Anyone perceiving a pattern? There are many companies out there that right now who see opportunities for innovation and business. Quite a few of them would very much like to see one or more of the actors Google, Apple and Microsoft dwindle. Furthermore, there are some that wouldn't mind a bit less influence of either Intel or AMD.

The PC and the Tablet

I read and write mail, manage my calendars, surf and do some of my wordprocessing with my tablet. That is, I want a hand-held gadget which enables me to be creative anywhere anytime. This is pin-points one of questions most important questions: Why do we buy gadgets for computing in the first place?

The vendors have obviously radically different views on the future of computing. Recently Steve Jobs claimed that the PC as we know it is like an old truck and that the future belongs to the tablets. Steve Ballmer participated in the same conference and disputed these claims. He seemed to be convinced that the desktop PC will continue to be the workstation for a foreseeable future. Read more about what the blogosphere is saying about D

The PC as we know it will continue to morph, he said. The real question is what are you going to push. In Microsoft’s case, the answer is more installations of Windows. To a man with a hammer everything looks like a nail; we have a hammer, Mr. Ballmer joked. The problem is, it isn't funny.


Subscribe to Stuff from Sigfrid LundbergSubscribe to my stuff

stuff by category || year


My name is Sigfrid Lundberg. The stuff I publish here may, or may not, be of interest for anyone else.

On this site there is material on photography, music, literature and other stuff I enjoy in life. However, most of it is related to my profession as an Internet programmer and software developer within the area of digital libraries. I have been that at the Royal Danish Library, Copenhagen (Denmark) and, before that, Lund university library (Sweden).

The content here does not reflect the views of my employers. They are now all past employers, since I retired 1 May 2023.
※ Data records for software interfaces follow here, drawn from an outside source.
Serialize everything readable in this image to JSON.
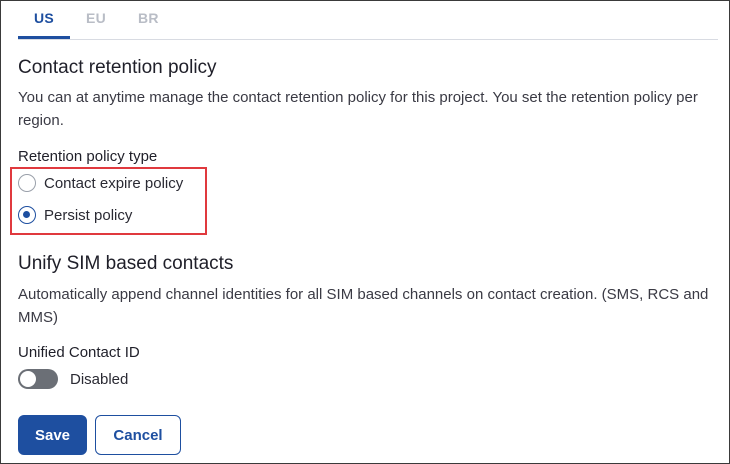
{
  "tabs": [
    {
      "label": "US",
      "active": true
    },
    {
      "label": "EU",
      "active": false
    },
    {
      "label": "BR",
      "active": false
    }
  ],
  "retention": {
    "title": "Contact retention policy",
    "description": "You can at anytime manage the contact retention policy for this project. You set the retention policy per region.",
    "type_label": "Retention policy type",
    "options": [
      {
        "label": "Contact expire policy",
        "checked": false
      },
      {
        "label": "Persist policy",
        "checked": true
      }
    ]
  },
  "unify": {
    "title": "Unify SIM based contacts",
    "description": "Automatically append channel identities for all SIM based channels on contact creation. (SMS, RCS and MMS)",
    "field_label": "Unified Contact ID",
    "toggle_state": "Disabled",
    "toggle_on": false
  },
  "actions": {
    "save_label": "Save",
    "cancel_label": "Cancel"
  },
  "colors": {
    "accent": "#1e4fa0",
    "highlight": "#e0393e",
    "toggle_off": "#6b6f76"
  }
}
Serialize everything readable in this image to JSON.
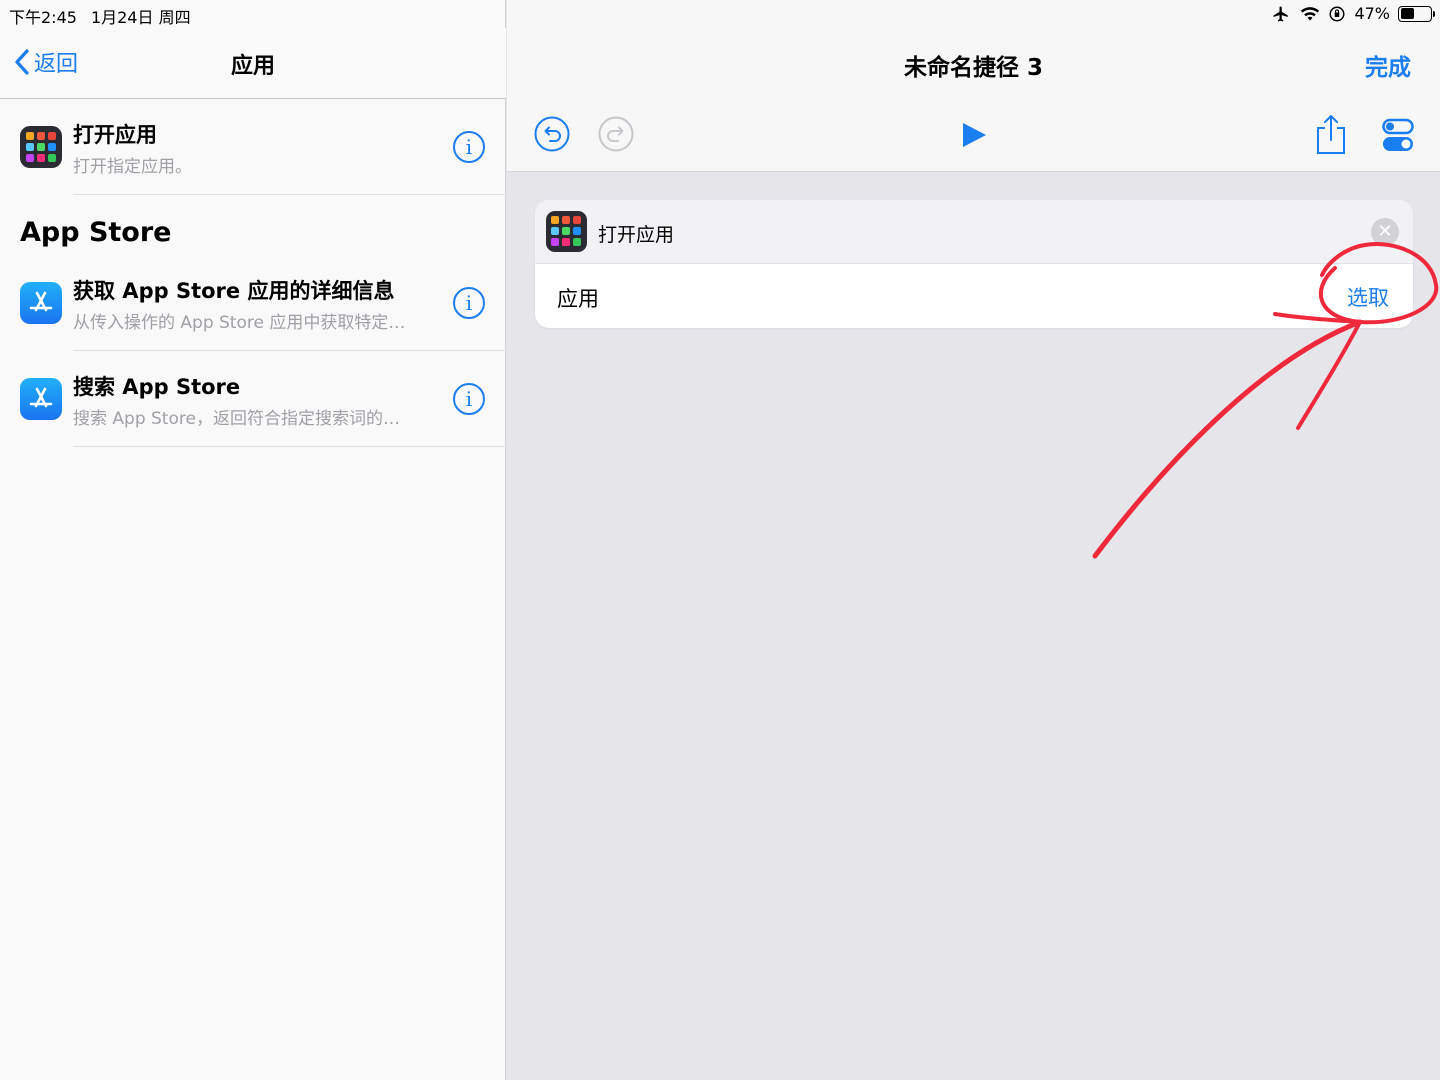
{
  "status_bar": {
    "time": "下午2:45",
    "date": "1月24日 周四",
    "battery": "47%",
    "battery_level": 0.47
  },
  "left_panel": {
    "back_label": "返回",
    "title": "应用",
    "items": [
      {
        "title": "打开应用",
        "subtitle": "打开指定应用。",
        "icon": "app-grid-icon"
      }
    ],
    "section": {
      "header": "App Store",
      "items": [
        {
          "title": "获取 App Store 应用的详细信息",
          "subtitle": "从传入操作的 App Store 应用中获取特定…",
          "icon": "app-store-icon"
        },
        {
          "title": "搜索 App Store",
          "subtitle": "搜索 App Store，返回符合指定搜索词的…",
          "icon": "app-store-icon"
        }
      ]
    },
    "info_glyph": "i"
  },
  "editor": {
    "title": "未命名捷径 3",
    "done_label": "完成",
    "action_card": {
      "title": "打开应用",
      "param_label": "应用",
      "param_value": "选取",
      "close_glyph": "✕"
    }
  },
  "colors": {
    "accent": "#1a7df0",
    "annotation": "#f0283c",
    "grid_tiles": [
      "#f5a623",
      "#f2593a",
      "#e8463c",
      "#5ac8fa",
      "#4cd964",
      "#1e90ff",
      "#c643fc",
      "#ff2d78",
      "#34c759"
    ]
  }
}
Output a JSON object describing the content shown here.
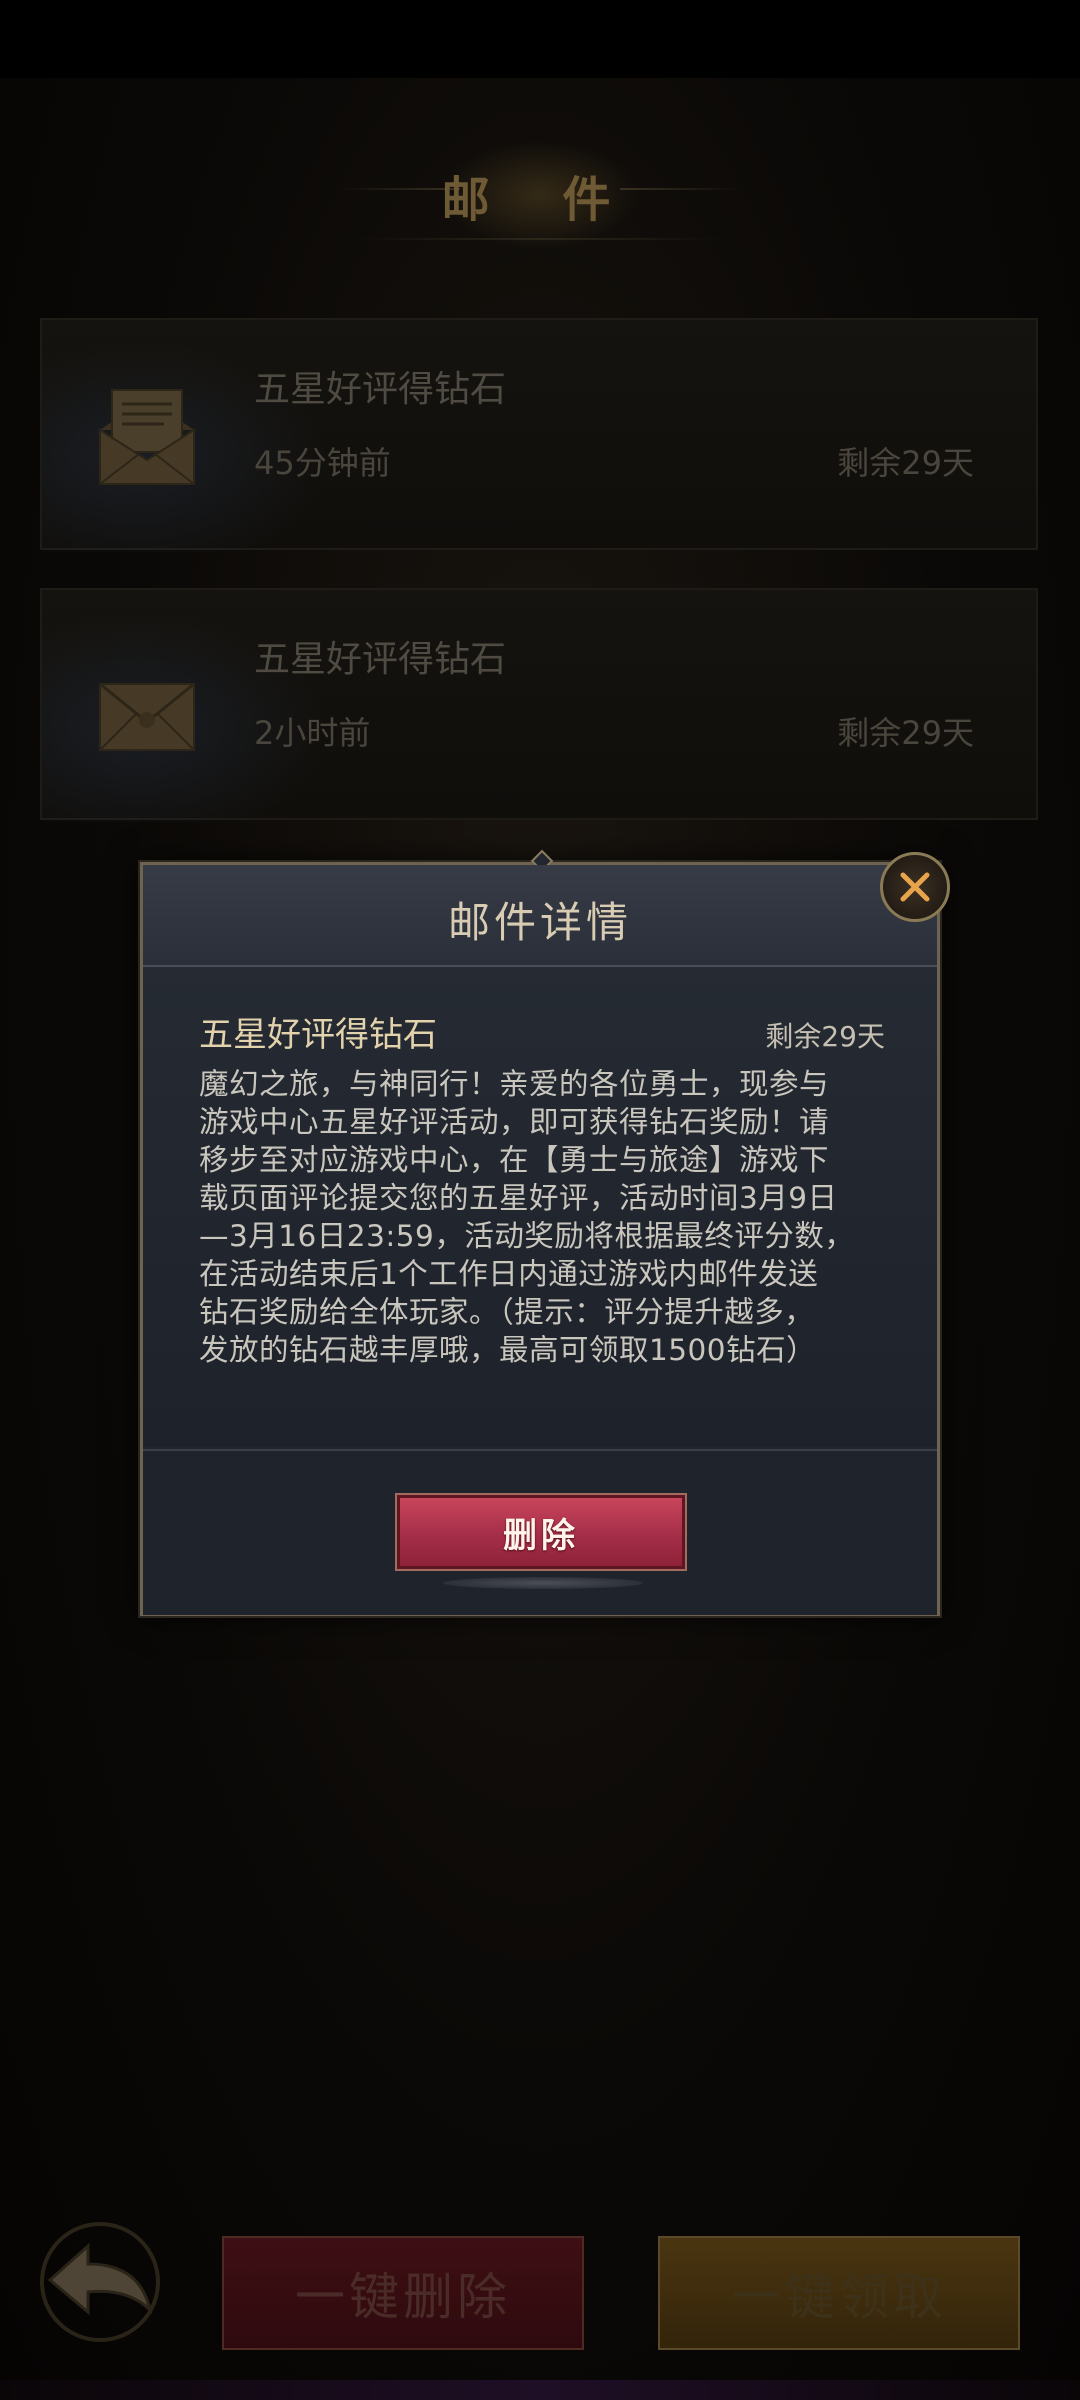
{
  "header": {
    "title": "邮 件"
  },
  "mail_list": [
    {
      "subject": "五星好评得钻石",
      "time": "45分钟前",
      "remaining": "剩余29天",
      "icon": "open-envelope-icon"
    },
    {
      "subject": "五星好评得钻石",
      "time": "2小时前",
      "remaining": "剩余29天",
      "icon": "closed-envelope-icon"
    }
  ],
  "detail_modal": {
    "title": "邮件详情",
    "subject": "五星好评得钻石",
    "remaining": "剩余29天",
    "body_lines": [
      "魔幻之旅，与神同行！亲爱的各位勇士，现参与",
      "游戏中心五星好评活动，即可获得钻石奖励！请",
      "移步至对应游戏中心，在【勇士与旅途】游戏下",
      "载页面评论提交您的五星好评，活动时间3月9日",
      "—3月16日23:59，活动奖励将根据最终评分数，",
      "在活动结束后1个工作日内通过游戏内邮件发送",
      "钻石奖励给全体玩家。（提示：评分提升越多，",
      "发放的钻石越丰厚哦，最高可领取1500钻石）"
    ],
    "delete_label": "删除",
    "close_icon": "close-icon"
  },
  "bottom_bar": {
    "back_icon": "back-arrow-icon",
    "delete_all_label": "一键删除",
    "claim_all_label": "一键领取"
  }
}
Creative Commons License
This entry (Skirmishes along the boarder of the PC) within Sigfrid Lundberg's Stuff, by Sigfrid Lundberg is licensed under a Creative Commons Attribution-ShareAlike 3.0 Unported License.